Excerpts from an interface dataset:
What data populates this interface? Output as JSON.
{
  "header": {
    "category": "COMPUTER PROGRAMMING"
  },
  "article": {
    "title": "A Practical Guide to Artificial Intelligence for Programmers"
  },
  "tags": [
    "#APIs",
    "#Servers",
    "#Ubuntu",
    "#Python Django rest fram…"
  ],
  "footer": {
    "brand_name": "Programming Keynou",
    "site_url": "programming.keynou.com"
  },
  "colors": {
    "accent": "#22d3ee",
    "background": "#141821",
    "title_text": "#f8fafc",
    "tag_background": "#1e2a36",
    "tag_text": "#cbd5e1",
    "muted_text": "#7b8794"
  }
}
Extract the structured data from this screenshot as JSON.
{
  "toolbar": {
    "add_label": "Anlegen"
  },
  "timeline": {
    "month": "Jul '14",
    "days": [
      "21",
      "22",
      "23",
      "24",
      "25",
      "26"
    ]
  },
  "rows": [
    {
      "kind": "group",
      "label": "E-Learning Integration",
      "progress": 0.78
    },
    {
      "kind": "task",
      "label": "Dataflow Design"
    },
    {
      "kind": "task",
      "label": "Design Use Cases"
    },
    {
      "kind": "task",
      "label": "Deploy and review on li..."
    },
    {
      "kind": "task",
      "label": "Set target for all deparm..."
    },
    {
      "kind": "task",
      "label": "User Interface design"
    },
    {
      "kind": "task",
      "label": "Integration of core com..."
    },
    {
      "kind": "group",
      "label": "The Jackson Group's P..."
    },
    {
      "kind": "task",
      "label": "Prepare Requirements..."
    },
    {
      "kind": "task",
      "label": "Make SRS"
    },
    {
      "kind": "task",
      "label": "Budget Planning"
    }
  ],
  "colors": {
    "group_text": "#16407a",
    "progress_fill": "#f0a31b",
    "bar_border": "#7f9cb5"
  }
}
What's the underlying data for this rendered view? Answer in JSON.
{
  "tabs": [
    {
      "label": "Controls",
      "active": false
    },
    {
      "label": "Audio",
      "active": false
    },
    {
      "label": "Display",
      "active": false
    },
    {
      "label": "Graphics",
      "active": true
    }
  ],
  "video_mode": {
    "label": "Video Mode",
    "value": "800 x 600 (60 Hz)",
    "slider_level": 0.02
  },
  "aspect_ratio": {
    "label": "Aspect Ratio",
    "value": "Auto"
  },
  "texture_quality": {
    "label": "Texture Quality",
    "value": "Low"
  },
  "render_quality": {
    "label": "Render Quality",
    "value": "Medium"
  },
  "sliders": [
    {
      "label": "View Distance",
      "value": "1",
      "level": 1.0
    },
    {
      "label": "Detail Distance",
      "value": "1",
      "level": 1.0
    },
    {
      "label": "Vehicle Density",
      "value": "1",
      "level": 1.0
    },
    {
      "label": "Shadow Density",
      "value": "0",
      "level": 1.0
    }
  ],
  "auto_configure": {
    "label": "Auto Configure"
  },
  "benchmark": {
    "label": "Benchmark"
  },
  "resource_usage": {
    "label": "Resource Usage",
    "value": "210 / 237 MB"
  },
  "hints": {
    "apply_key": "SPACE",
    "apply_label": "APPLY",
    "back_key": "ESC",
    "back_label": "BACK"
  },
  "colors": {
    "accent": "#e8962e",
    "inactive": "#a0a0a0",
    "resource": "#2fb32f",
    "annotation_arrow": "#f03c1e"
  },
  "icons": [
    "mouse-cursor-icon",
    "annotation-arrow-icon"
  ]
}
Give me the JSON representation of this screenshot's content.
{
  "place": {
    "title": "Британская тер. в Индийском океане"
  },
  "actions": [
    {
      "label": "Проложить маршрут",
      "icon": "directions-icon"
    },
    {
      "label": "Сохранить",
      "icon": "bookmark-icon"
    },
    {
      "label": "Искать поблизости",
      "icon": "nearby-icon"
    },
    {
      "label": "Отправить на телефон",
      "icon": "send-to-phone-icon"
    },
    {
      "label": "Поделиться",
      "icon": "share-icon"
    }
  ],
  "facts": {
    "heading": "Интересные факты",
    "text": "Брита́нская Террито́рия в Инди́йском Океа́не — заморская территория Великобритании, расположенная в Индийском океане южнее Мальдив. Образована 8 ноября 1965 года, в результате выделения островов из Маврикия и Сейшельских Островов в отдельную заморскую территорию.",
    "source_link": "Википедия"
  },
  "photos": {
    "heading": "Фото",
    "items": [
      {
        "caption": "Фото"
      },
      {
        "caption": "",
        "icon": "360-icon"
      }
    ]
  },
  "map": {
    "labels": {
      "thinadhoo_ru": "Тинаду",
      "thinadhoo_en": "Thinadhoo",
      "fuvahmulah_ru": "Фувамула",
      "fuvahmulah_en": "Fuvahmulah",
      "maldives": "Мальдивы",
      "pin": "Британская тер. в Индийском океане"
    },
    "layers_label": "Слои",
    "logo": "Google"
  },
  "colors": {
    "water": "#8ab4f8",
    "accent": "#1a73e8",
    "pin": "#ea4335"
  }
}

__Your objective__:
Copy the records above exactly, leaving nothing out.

__Exercise output__:
What data populates this interface? Output as JSON.
{
  "header": {
    "category": "COMPUTER PROGRAMMING"
  },
  "article": {
    "title": "A Practical Guide to Artificial Intelligence for Programmers"
  },
  "tags": [
    "#APIs",
    "#Servers",
    "#Ubuntu",
    "#Python Django rest fram…"
  ],
  "footer": {
    "brand_name": "Programming Keynou",
    "site_url": "programming.keynou.com"
  },
  "colors": {
    "accent": "#22d3ee",
    "background": "#141821",
    "title_text": "#f8fafc",
    "tag_background": "#1e2a36",
    "tag_text": "#cbd5e1",
    "muted_text": "#7b8794"
  }
}
Extract the structured data from this screenshot as JSON.
{
  "toolbar": {
    "add_label": "Anlegen"
  },
  "timeline": {
    "month": "Jul '14",
    "days": [
      "21",
      "22",
      "23",
      "24",
      "25",
      "26"
    ]
  },
  "rows": [
    {
      "kind": "group",
      "label": "E-Learning Integration",
      "progress": 0.78
    },
    {
      "kind": "task",
      "label": "Dataflow Design"
    },
    {
      "kind": "task",
      "label": "Design Use Cases"
    },
    {
      "kind": "task",
      "label": "Deploy and review on li..."
    },
    {
      "kind": "task",
      "label": "Set target for all deparm..."
    },
    {
      "kind": "task",
      "label": "User Interface design"
    },
    {
      "kind": "task",
      "label": "Integration of core com..."
    },
    {
      "kind": "group",
      "label": "The Jackson Group's P..."
    },
    {
      "kind": "task",
      "label": "Prepare Requirements..."
    },
    {
      "kind": "task",
      "label": "Make SRS"
    },
    {
      "kind": "task",
      "label": "Budget Planning"
    }
  ],
  "colors": {
    "group_text": "#16407a",
    "progress_fill": "#f0a31b",
    "bar_border": "#7f9cb5"
  }
}
What's the underlying data for this rendered view? Answer in JSON.
{
  "tabs": [
    {
      "label": "Controls",
      "active": false
    },
    {
      "label": "Audio",
      "active": false
    },
    {
      "label": "Display",
      "active": false
    },
    {
      "label": "Graphics",
      "active": true
    }
  ],
  "video_mode": {
    "label": "Video Mode",
    "value": "800 x 600 (60 Hz)",
    "slider_level": 0.02
  },
  "aspect_ratio": {
    "label": "Aspect Ratio",
    "value": "Auto"
  },
  "texture_quality": {
    "label": "Texture Quality",
    "value": "Low"
  },
  "render_quality": {
    "label": "Render Quality",
    "value": "Medium"
  },
  "sliders": [
    {
      "label": "View Distance",
      "value": "1",
      "level": 1.0
    },
    {
      "label": "Detail Distance",
      "value": "1",
      "level": 1.0
    },
    {
      "label": "Vehicle Density",
      "value": "1",
      "level": 1.0
    },
    {
      "label": "Shadow Density",
      "value": "0",
      "level": 1.0
    }
  ],
  "auto_configure": {
    "label": "Auto Configure"
  },
  "benchmark": {
    "label": "Benchmark"
  },
  "resource_usage": {
    "label": "Resource Usage",
    "value": "210 / 237 MB"
  },
  "hints": {
    "apply_key": "SPACE",
    "apply_label": "APPLY",
    "back_key": "ESC",
    "back_label": "BACK"
  },
  "colors": {
    "accent": "#e8962e",
    "inactive": "#a0a0a0",
    "resource": "#2fb32f",
    "annotation_arrow": "#f03c1e"
  },
  "icons": [
    "mouse-cursor-icon",
    "annotation-arrow-icon"
  ]
}
Give me the JSON representation of this screenshot's content.
{
  "place": {
    "title": "Британская тер. в Индийском океане"
  },
  "actions": [
    {
      "label": "Проложить маршрут",
      "icon": "directions-icon"
    },
    {
      "label": "Сохранить",
      "icon": "bookmark-icon"
    },
    {
      "label": "Искать поблизости",
      "icon": "nearby-icon"
    },
    {
      "label": "Отправить на телефон",
      "icon": "send-to-phone-icon"
    },
    {
      "label": "Поделиться",
      "icon": "share-icon"
    }
  ],
  "facts": {
    "heading": "Интересные факты",
    "text": "Брита́нская Террито́рия в Инди́йском Океа́не — заморская территория Великобритании, расположенная в Индийском океане южнее Мальдив. Образована 8 ноября 1965 года, в результате выделения островов из Маврикия и Сейшельских Островов в отдельную заморскую территорию.",
    "source_link": "Википедия"
  },
  "photos": {
    "heading": "Фото",
    "items": [
      {
        "caption": "Фото"
      },
      {
        "caption": "",
        "icon": "360-icon"
      }
    ]
  },
  "map": {
    "labels": {
      "thinadhoo_ru": "Тинаду",
      "thinadhoo_en": "Thinadhoo",
      "fuvahmulah_ru": "Фувамула",
      "fuvahmulah_en": "Fuvahmulah",
      "maldives": "Мальдивы",
      "pin": "Британская тер. в Индийском океане"
    },
    "layers_label": "Слои",
    "logo": "Google"
  },
  "colors": {
    "water": "#8ab4f8",
    "accent": "#1a73e8",
    "pin": "#ea4335"
  }
}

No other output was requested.